Many feel that they operate a white "old boys' network" which also extends to the search for jobs after graduating, according to the research by the Institute for Employment Studies. This leads to students from ethnic minority groups being more likely to get lower-grade degrees and lower- paid jobs than white graduates.

The students felt that even those with the best degrees ended up taking jobs which were below them - often for companies that wanted a "black face" to boost their image.

The research showed that ethnic minority students were more likely to go to "new" universities, despite the fact that many had the same or better A-level grades than whites who went to "old" universities.

The IES studied questionnaires from 1,177 graduates from two old and two new universities, then followed up by analysing 272 individuals.

Ethnic minorities make up 12 per cent of Britain's students - even though they represent a little over 6 per cent of the population. But they make up 30 per cent of some former polytechnics which have been converted into universities.

An institute research fellow, Ivana La Vall, said: "There is a class and cultural difference at old universities which affects minorities. Many have told us they felt under pressure to 'act white' as they put it. Asian girls who wore traditional dresses felt uneasy. They also felt it was hard to explain that they did not want to go to the pub all night and that their culture meant they did not drink and went home early.

"Even black students at old universities did not like the rugby-club culture and felt isolated.

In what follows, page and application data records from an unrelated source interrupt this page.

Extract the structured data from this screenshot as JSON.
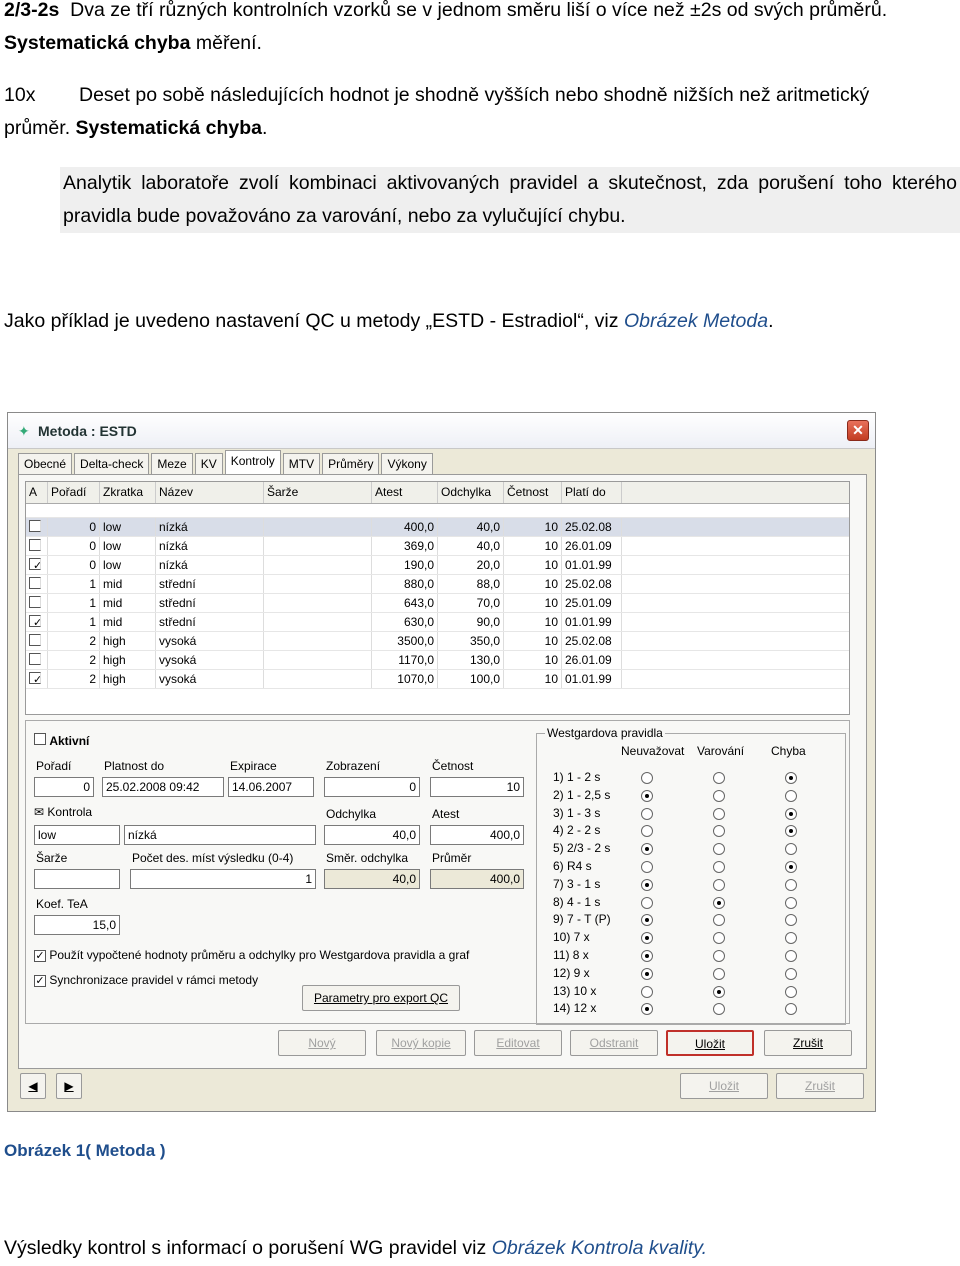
{
  "doc": {
    "l1_code": "2/3-2s",
    "l1_text": "Dva ze tří různých kontrolních vzorků se v jednom směru liší o více než ±2s od svých průměrů.",
    "l2_bold": "Systematická chyba",
    "l2_rest": " měření.",
    "l3_code": "10x",
    "l3_text": "Deset po sobě následujících hodnot je shodně vyšších nebo shodně nižších než aritmetický",
    "l4_start": "průměr. ",
    "l4_bold": "Systematická chyba",
    "l4_end": ".",
    "highlight": "Analytik laboratoře zvolí kombinaci aktivovaných pravidel a skutečnost, zda porušení toho kterého pravidla bude považováno za varování, nebo za vylučující chybu.",
    "example_pre": "Jako příklad je uvedeno nastavení QC u metody „ESTD - Estradiol“, viz ",
    "example_link": "Obrázek Metoda",
    "example_post": ".",
    "caption": "Obrázek 1( Metoda )",
    "results_pre": "Výsledky kontrol s informací o porušení WG pravidel viz ",
    "results_link": "Obrázek Kontrola kvality."
  },
  "dialog": {
    "title": "Metoda : ESTD",
    "close": "✕",
    "tabs": [
      "Obecné",
      "Delta-check",
      "Meze",
      "KV",
      "Kontroly",
      "MTV",
      "Průměry",
      "Výkony"
    ],
    "columns": [
      "A",
      "Pořadí",
      "Zkratka",
      "Název",
      "Šarže",
      "Atest",
      "Odchylka",
      "Četnost",
      "Platí do"
    ],
    "rows": [
      {
        "a": false,
        "poradi": "0",
        "zkratka": "low",
        "nazev": "nízká",
        "atest": "400,0",
        "odchylka": "40,0",
        "cetnost": "10",
        "plati": "25.02.08"
      },
      {
        "a": false,
        "poradi": "0",
        "zkratka": "low",
        "nazev": "nízká",
        "atest": "369,0",
        "odchylka": "40,0",
        "cetnost": "10",
        "plati": "26.01.09"
      },
      {
        "a": true,
        "poradi": "0",
        "zkratka": "low",
        "nazev": "nízká",
        "atest": "190,0",
        "odchylka": "20,0",
        "cetnost": "10",
        "plati": "01.01.99"
      },
      {
        "a": false,
        "poradi": "1",
        "zkratka": "mid",
        "nazev": "střední",
        "atest": "880,0",
        "odchylka": "88,0",
        "cetnost": "10",
        "plati": "25.02.08"
      },
      {
        "a": false,
        "poradi": "1",
        "zkratka": "mid",
        "nazev": "střední",
        "atest": "643,0",
        "odchylka": "70,0",
        "cetnost": "10",
        "plati": "25.01.09"
      },
      {
        "a": true,
        "poradi": "1",
        "zkratka": "mid",
        "nazev": "střední",
        "atest": "630,0",
        "odchylka": "90,0",
        "cetnost": "10",
        "plati": "01.01.99"
      },
      {
        "a": false,
        "poradi": "2",
        "zkratka": "high",
        "nazev": "vysoká",
        "atest": "3500,0",
        "odchylka": "350,0",
        "cetnost": "10",
        "plati": "25.02.08"
      },
      {
        "a": false,
        "poradi": "2",
        "zkratka": "high",
        "nazev": "vysoká",
        "atest": "1170,0",
        "odchylka": "130,0",
        "cetnost": "10",
        "plati": "26.01.09"
      },
      {
        "a": true,
        "poradi": "2",
        "zkratka": "high",
        "nazev": "vysoká",
        "atest": "1070,0",
        "odchylka": "100,0",
        "cetnost": "10",
        "plati": "01.01.99"
      }
    ],
    "form": {
      "aktivni": "Aktivní",
      "poradi_lbl": "Pořadí",
      "poradi": "0",
      "platnost_lbl": "Platnost do",
      "platnost": "25.02.2008 09:42",
      "expirace_lbl": "Expirace",
      "expirace": "14.06.2007",
      "zobrazeni_lbl": "Zobrazení",
      "zobrazeni": "0",
      "cetnost_lbl": "Četnost",
      "cetnost": "10",
      "kontrola_lbl": "Kontrola",
      "kontrola_zk": "low",
      "kontrola_naz": "nízká",
      "odchylka_lbl": "Odchylka",
      "odchylka": "40,0",
      "atest_lbl": "Atest",
      "atest": "400,0",
      "sarze_lbl": "Šarže",
      "sarze": "",
      "pocet_lbl": "Počet des. míst výsledku (0-4)",
      "pocet": "1",
      "smer_lbl": "Směr. odchylka",
      "smer": "40,0",
      "prumer_lbl": "Průměr",
      "prumer": "400,0",
      "koef_lbl": "Koef. TeA",
      "koef": "15,0",
      "chk1": "Použít vypočtené hodnoty průměru a odchylky pro Westgardova pravidla a graf",
      "chk2": "Synchronizace pravidel v rámci metody",
      "export_btn": "Parametry pro export QC"
    },
    "westgard": {
      "title": "Westgardova pravidla",
      "col1": "Neuvažovat",
      "col2": "Varování",
      "col3": "Chyba",
      "rules": [
        {
          "name": "1)  1 - 2 s",
          "sel": 3
        },
        {
          "name": "2)  1 - 2,5 s",
          "sel": 1
        },
        {
          "name": "3)  1 - 3 s",
          "sel": 3
        },
        {
          "name": "4)  2 - 2 s",
          "sel": 3
        },
        {
          "name": "5)  2/3 - 2 s",
          "sel": 1
        },
        {
          "name": "6)  R4 s",
          "sel": 3
        },
        {
          "name": "7)  3 - 1 s",
          "sel": 1
        },
        {
          "name": "8)  4 - 1 s",
          "sel": 2
        },
        {
          "name": "9)  7 - T (P)",
          "sel": 1
        },
        {
          "name": "10)  7 x",
          "sel": 1
        },
        {
          "name": "11)  8 x",
          "sel": 1
        },
        {
          "name": "12)  9 x",
          "sel": 1
        },
        {
          "name": "13)  10 x",
          "sel": 2
        },
        {
          "name": "14)  12 x",
          "sel": 1
        }
      ]
    },
    "buttons": {
      "novy": "Nový",
      "kopie": "Nový kopie",
      "edit": "Editovat",
      "odstranit": "Odstranit",
      "ulozit": "Uložit",
      "zrusit": "Zrušit",
      "ulozit2": "Uložit",
      "zrusit2": "Zrušit"
    },
    "nav": {
      "prev": "◀",
      "next": "▶"
    }
  }
}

It can be a class issue for many from, say, inner cities.

"Some told us they felt the old universities operated an old white-boys network. Many felt the same discrimination when looking for work,"

Forty per cent of ethnic minority students had to make 15 or more applications before getting a job, compared to around 25 per cent of whites. The average Asian or black graduate took 4.6 months to find their first permanent job compared to 3.9 months for whites.